How to complete this task: Quote the records that follow in full, leaving the pictures out.

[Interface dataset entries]

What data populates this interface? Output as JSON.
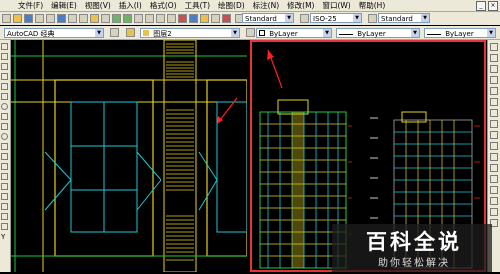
{
  "menu": [
    "文件(F)",
    "编辑(E)",
    "视图(V)",
    "插入(I)",
    "格式(O)",
    "工具(T)",
    "绘图(D)",
    "标注(N)",
    "修改(M)",
    "窗口(W)",
    "帮助(H)"
  ],
  "toolbar": {
    "text_style": "Standard",
    "dim_style": "ISO-25",
    "table_style": "Standard",
    "workspace": "AutoCAD 经典",
    "layer": "图层2",
    "color": "ByLayer",
    "linetype": "ByLayer",
    "lineweight": "ByLayer"
  },
  "watermark": {
    "title": "百科全说",
    "subtitle": "助你轻松解决"
  },
  "colors": {
    "highlight_border": "#e8313a",
    "cad_yellow": "#e6d21a",
    "cad_cyan": "#1ec8d8",
    "cad_green": "#22c640",
    "cad_red": "#ff2020"
  }
}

Answer to this problem:
What data populates this interface? Output as JSON.
{
  "menu": [
    "文件(F)",
    "编辑(E)",
    "视图(V)",
    "插入(I)",
    "格式(O)",
    "工具(T)",
    "绘图(D)",
    "标注(N)",
    "修改(M)",
    "窗口(W)",
    "帮助(H)"
  ],
  "toolbar": {
    "text_style": "Standard",
    "dim_style": "ISO-25",
    "table_style": "Standard",
    "workspace": "AutoCAD 经典",
    "layer": "图层2",
    "color": "ByLayer",
    "linetype": "ByLayer",
    "lineweight": "ByLayer"
  },
  "watermark": {
    "title": "百科全说",
    "subtitle": "助你轻松解决"
  },
  "colors": {
    "highlight_border": "#e8313a",
    "cad_yellow": "#e6d21a",
    "cad_cyan": "#1ec8d8",
    "cad_green": "#22c640",
    "cad_red": "#ff2020"
  }
}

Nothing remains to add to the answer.